One Night in Memphis
One Night in Memphis
- Monday, Apr 12, 2021 7:30 PM Buy Tickets
One Night in Memphis has been rescheduled for April 12, 2021. Please hold on to your tickets as they will be honored at the rescheduled date. Please contact the Box Office at [email protected] or call (239) 481-4849 if you need further assistance.
The Barbara B. Mann Performing Arts Hall is not responsible for the refund practices in place by secondary ticket providers.
"One Night in Memphis” is a rocking concert tribute to legendary Sun Records recording artists Carl Perkins, Johnny Cash, Jerry Lee Lewis and Elvis Presley. Over 90 minutes of rockabilly, country, gospel and pure 1950’s rock and roll music performed live and backed by an authentic and energetic rockabilly backup band. Created and directed by John Mueller from the highly acclaimed show, “Winter Dance Party” this show has met with the same accolades, sell out shows and audience standing ovations. Be a witness to a rock and roll royalty jam session with the music and talent that has stood the test of time. True American music featuring the hits, “Blue Suede Shoes,” “Folsom Prison Blues,” “Great Balls of Fire,” “Whole lotta Shaking Going On,” “Shake, Rattle and Roll,” “Don’t Be Cruel,” “Hound Dog,” and many, many more with acclaimed national talent, all performed live without tracks and guaranteed to get any audience rocking and rolling! Cast includes former members of the touring company and Broadway cast of Million Dollar Quartet.

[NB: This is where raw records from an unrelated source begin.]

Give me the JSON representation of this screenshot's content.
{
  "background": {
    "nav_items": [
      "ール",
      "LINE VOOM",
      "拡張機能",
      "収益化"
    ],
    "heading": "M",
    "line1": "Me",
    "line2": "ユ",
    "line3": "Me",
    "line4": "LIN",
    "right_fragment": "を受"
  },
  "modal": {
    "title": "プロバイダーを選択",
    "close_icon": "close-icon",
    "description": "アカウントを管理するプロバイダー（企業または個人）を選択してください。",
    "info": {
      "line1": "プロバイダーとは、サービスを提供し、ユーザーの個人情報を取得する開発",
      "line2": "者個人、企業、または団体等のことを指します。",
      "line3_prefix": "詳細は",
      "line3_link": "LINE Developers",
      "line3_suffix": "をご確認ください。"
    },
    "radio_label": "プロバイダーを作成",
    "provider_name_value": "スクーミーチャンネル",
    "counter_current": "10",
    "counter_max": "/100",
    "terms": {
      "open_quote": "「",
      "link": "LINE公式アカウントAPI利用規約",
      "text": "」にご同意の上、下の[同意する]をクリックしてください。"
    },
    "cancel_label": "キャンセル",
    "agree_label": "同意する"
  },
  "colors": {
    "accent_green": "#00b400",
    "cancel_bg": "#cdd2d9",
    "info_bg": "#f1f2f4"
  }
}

On December 4th, 1956 music history was made. This date found Carl Perkins, Johnny Cash, Jerry Lee Lewis and Elvis Presley together at Sun Record’s studio in Memphis, TN. A jam session ensued which seems to have happened by pure chance. Perkins, who by this time had already met success with "Blue Suede Shoes", had come into the studio that day, accompanied by his brothers Clayton and Jay and by drummer W.S. Holland, to cut some new material, including a revamped version of an old blues song, "Matchbox". Sam Phillips, the owner of Sun Records, who wished to try to fatten this sparse rockabilly instrumentation, had brought in his latest acquisition, singer and piano man extraordinaire Jerry Lee Lewis, still unknown outside Memphis, to play piano on the Perkins session.
Sometime in the early afternoon, Elvis Presley, a former Sun artist himself but now at RCA, dropped in to pay a casual visit. He was, at the time, the biggest name in show business, having hit the top of the singles charts five times, and topping the album charts twice in the preceding 12-month period. Less than four months earlier, he had appeared on The Ed Sullivan Show, pulling an unheard of 83% of the television audience, which was estimated at 55 million, the largest in history up to that time.
After chatting with Philips in the control room, Presley listened to the playback of Perkins’ session, which he pronounced to be good. Then he went out into the studio and sometime later the jam session began. At some point during the session, Sun artist Johnny Cash, who had recently enjoyed a few hits on the country charts, popped in. Cowboy Jack Clement was engineering that day and remembers saying to himself "I think I'd be remiss not to record this" and so he did, and the night became rock and roll music history. Many famous artists such as Bob Dylan recall listening to these recordings and being tremendously inspired by.